We’re back from our tour of lovely Ireland. Dublin was just as gorgeous, quirky, and welcoming as I remembered. Cork was cute. The Ring of Kerry and Killarney National Park were stunning. But I am here today to talk about planes, trains, and automobiles. Well, ferries too. What I’m about to write might shock you because, yes, we did all of this with two pre-schoolers. Also, we traveled with carry-ons only and without a stroller, ignoring pretty much all instructions and lists about how to travel with kids.
Bill Baker has written an excellent post about governments presenting initiatives to promote tourism in their areas while completely ignoring how things like civil war or rape culture might affect tourists’ impressions of those areas. It’s pretty amazing, actually, how wonderfully in denial (or just plain arrogant) these ministers must be if they think their image as a tourist destination hasn’t suffered immensely from the cruelty that is on-going in both countries. The inability of these governemnts to put an end to this cruelty is also not exactly the best way to attract tourists. When the Union tourism minister of India says:
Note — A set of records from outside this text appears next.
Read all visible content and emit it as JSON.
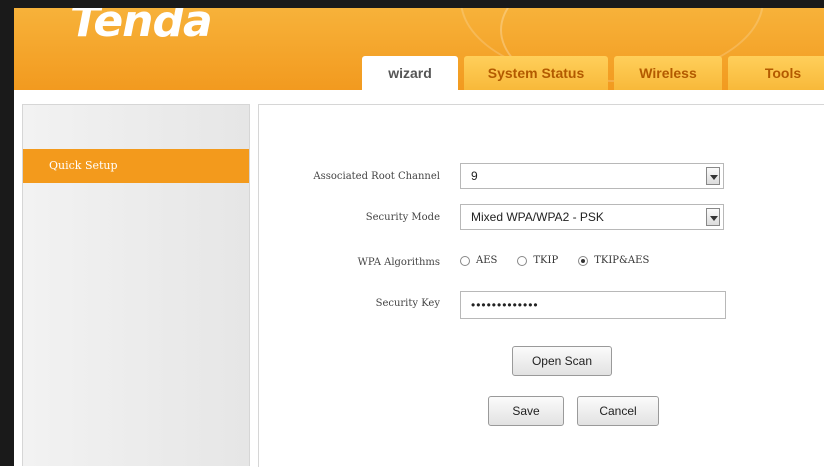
{
  "brand": {
    "logo_text": "Tenda"
  },
  "tabs": [
    {
      "label": "wizard",
      "active": true
    },
    {
      "label": "System Status",
      "active": false
    },
    {
      "label": "Wireless",
      "active": false
    },
    {
      "label": "Tools",
      "active": false
    }
  ],
  "sidebar": {
    "items": [
      {
        "label": "Quick Setup",
        "active": true
      }
    ]
  },
  "form": {
    "channel": {
      "label": "Associated Root Channel",
      "value": "9"
    },
    "security_mode": {
      "label": "Security Mode",
      "value": "Mixed WPA/WPA2 - PSK"
    },
    "wpa": {
      "label": "WPA Algorithms",
      "options": [
        {
          "label": "AES",
          "selected": false
        },
        {
          "label": "TKIP",
          "selected": false
        },
        {
          "label": "TKIP&AES",
          "selected": true
        }
      ]
    },
    "key": {
      "label": "Security Key",
      "value": "•••••••••••••"
    }
  },
  "buttons": {
    "open_scan": "Open Scan",
    "save": "Save",
    "cancel": "Cancel"
  },
  "colors": {
    "accent": "#f29a1f",
    "tab": "#f8b93a"
  }
}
There is concern regarding tourist safety in India. I will call a meeting of chief ministers and state home ministers to discuss this and will ask states to be more vigilant on tourist safety.
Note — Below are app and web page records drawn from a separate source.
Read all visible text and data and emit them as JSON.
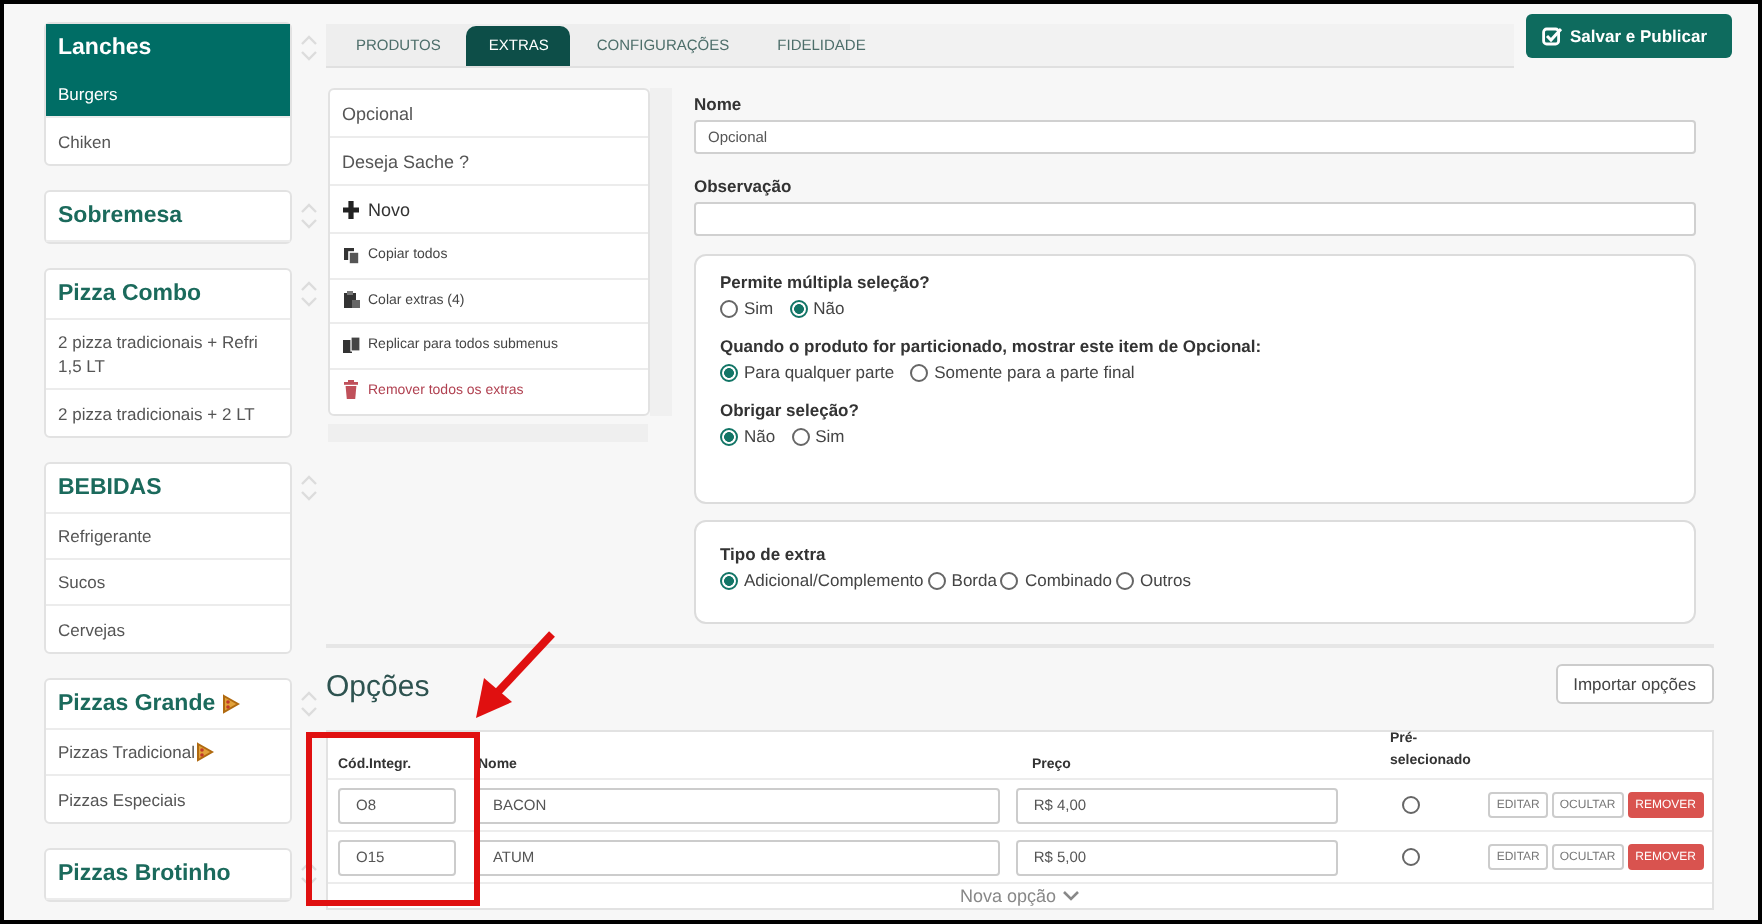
{
  "sidebar": {
    "groups": [
      {
        "title": "Lanches",
        "selected": true,
        "has_icon": false,
        "items": [
          {
            "label": "Burgers",
            "selected": true,
            "has_icon": false
          },
          {
            "label": "Chiken",
            "selected": false,
            "has_icon": false
          }
        ]
      },
      {
        "title": "Sobremesa",
        "selected": false,
        "has_icon": false
      },
      {
        "title": "Pizza Combo",
        "selected": false,
        "has_icon": false,
        "items": [
          {
            "label": "2 pizza tradicionais + Refri 1,5 LT",
            "selected": false,
            "has_icon": false
          },
          {
            "label": "2 pizza tradicionais + 2 LT",
            "selected": false,
            "has_icon": false
          }
        ]
      },
      {
        "title": "BEBIDAS",
        "selected": false,
        "has_icon": false,
        "items": [
          {
            "label": "Refrigerante",
            "selected": false,
            "has_icon": false
          },
          {
            "label": "Sucos",
            "selected": false,
            "has_icon": false
          },
          {
            "label": "Cervejas",
            "selected": false,
            "has_icon": false
          }
        ]
      },
      {
        "title": "Pizzas Grande",
        "selected": false,
        "has_icon": true,
        "items": [
          {
            "label": "Pizzas Tradicional",
            "selected": false,
            "has_icon": true
          },
          {
            "label": "Pizzas Especiais",
            "selected": false,
            "has_icon": false
          }
        ]
      },
      {
        "title": "Pizzas Brotinho",
        "selected": false,
        "has_icon": false
      }
    ]
  },
  "tabs": [
    {
      "label": "PRODUTOS",
      "selected": false
    },
    {
      "label": "EXTRAS",
      "selected": true
    },
    {
      "label": "CONFIGURAÇÕES",
      "selected": false
    },
    {
      "label": "FIDELIDADE",
      "selected": false
    }
  ],
  "save_button": "Salvar e Publicar",
  "extras_list": [
    {
      "kind": "extra",
      "label": "Opcional"
    },
    {
      "kind": "extra",
      "label": "Deseja Sache ?"
    },
    {
      "kind": "add",
      "label": "Novo"
    },
    {
      "kind": "copy",
      "label": "Copiar todos"
    },
    {
      "kind": "paste",
      "label": "Colar extras (4)"
    },
    {
      "kind": "replicate",
      "label": "Replicar para todos submenus"
    },
    {
      "kind": "remove",
      "label": "Remover todos os extras"
    }
  ],
  "form": {
    "name_label": "Nome",
    "name_value": "Opcional",
    "note_label": "Observação",
    "questions": [
      {
        "label": "Permite múltipla seleção?",
        "options": [
          {
            "label": "Sim",
            "selected": false
          },
          {
            "label": "Não",
            "selected": true
          }
        ]
      },
      {
        "label": "Quando o produto for particionado, mostrar este item de Opcional:",
        "options": [
          {
            "label": "Para qualquer parte",
            "selected": true
          },
          {
            "label": "Somente para a parte final",
            "selected": false
          }
        ]
      },
      {
        "label": "Obrigar seleção?",
        "options": [
          {
            "label": "Não",
            "selected": true
          },
          {
            "label": "Sim",
            "selected": false
          }
        ]
      }
    ],
    "extra_type": {
      "label": "Tipo de extra",
      "options": [
        {
          "label": "Adicional/Complemento",
          "selected": true
        },
        {
          "label": "Borda",
          "selected": false
        },
        {
          "label": "Combinado",
          "selected": false
        },
        {
          "label": "Outros",
          "selected": false
        }
      ]
    }
  },
  "options": {
    "title": "Opções",
    "import_button": "Importar opções",
    "columns": [
      "Cód.Integr.",
      "Nome",
      "Preço",
      "Pré-selecionado"
    ],
    "rows": [
      {
        "code": "O8",
        "name": "BACON",
        "price": "R$ 4,00",
        "preselected": false,
        "actions": [
          "EDITAR",
          "OCULTAR",
          "REMOVER"
        ]
      },
      {
        "code": "O15",
        "name": "ATUM",
        "price": "R$ 5,00",
        "preselected": false,
        "actions": [
          "EDITAR",
          "OCULTAR",
          "REMOVER"
        ]
      }
    ],
    "new_option": "Nova opção"
  }
}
…it’s a pretty clear statement of how unimportant the safety of local women in India is. As if protecting tourists is a good enough effort to improve the situation.
Hawaii is struggling with the inconvenient and visually disruptive issue of homelessness. Honolulu seems to be at war with the homeless, removing them from sites where they are spoiling the tourist experience by merely existing. Here, again, the local government seems to be more concerned about how these types of social issues are affecting tourist expenditure than they are with resolving them. At least the Mayor of Honolulu recognizes that homelessness is affecting the image of the Hawaii paradise, something the governments in India and Syria are successfully opting out of.
Sweeping huge social issues under the carpet with hopes of attracting more tourist money is not going to make those issues go away. It might, in fact, do the opposite and result in the destination losing tourists. Boycotting destinations that have serious unresolved human right or environmental issues is one way of reacting, and I have to say that reading about the situations in all these countries is making me want to do just that.
It’s not like I needed any more evidence of how cool beyond words Bill Murray is, but this piece adds to the list nevertheless. Apparently, Bill crashed a bachelor’s party in Charleston, South Carolina, and voiced these words of wisdom:
If you have someone that you think is The One, don’t just think in your ordinary mind, ‘Okay, let’s make a date, let’s plan this and make a party and get married.’ Take that person and travel around the world. Buy a plane ticket for the two of you to travel all around the world, and go to places that are hard to go to and hard to get out of. And if when you land at JFK and you’re still in love with that person, get married at the airport.
I am inclined to agree. Although me and my husband haven’t traveled anywhere that’s hard to get to or get out of, we’ve traveled with our infant, toddler, and preschooler aged kids. We’ve taken them on laung-haul flights, on 9-hour-long train rides followed by 3-hour-busrides, and on 3-mile-long hikes through Slovenian caves. We’ve conferenced together (and will again). We even met on international waters.
Post-hike in Slovenia (2012).
Traveling with someone for an extended period of time tells you so much about how they deal with stress, how considerate they are of other people’s wishes, and how easy or difficult it is for them to resolve disagreements. It’s impossible, or at least very unpleasant, to make travel plans on the road if you can’t agree on things, make compromises, or promptly apologize and make up when needed. I can’t foresee the future but after 7.5 years of being and traveling together, and after 5 years of being very happily married, I am optimistic. Let’s keep on traveling, honey.
Pre-kids in New York City (2007).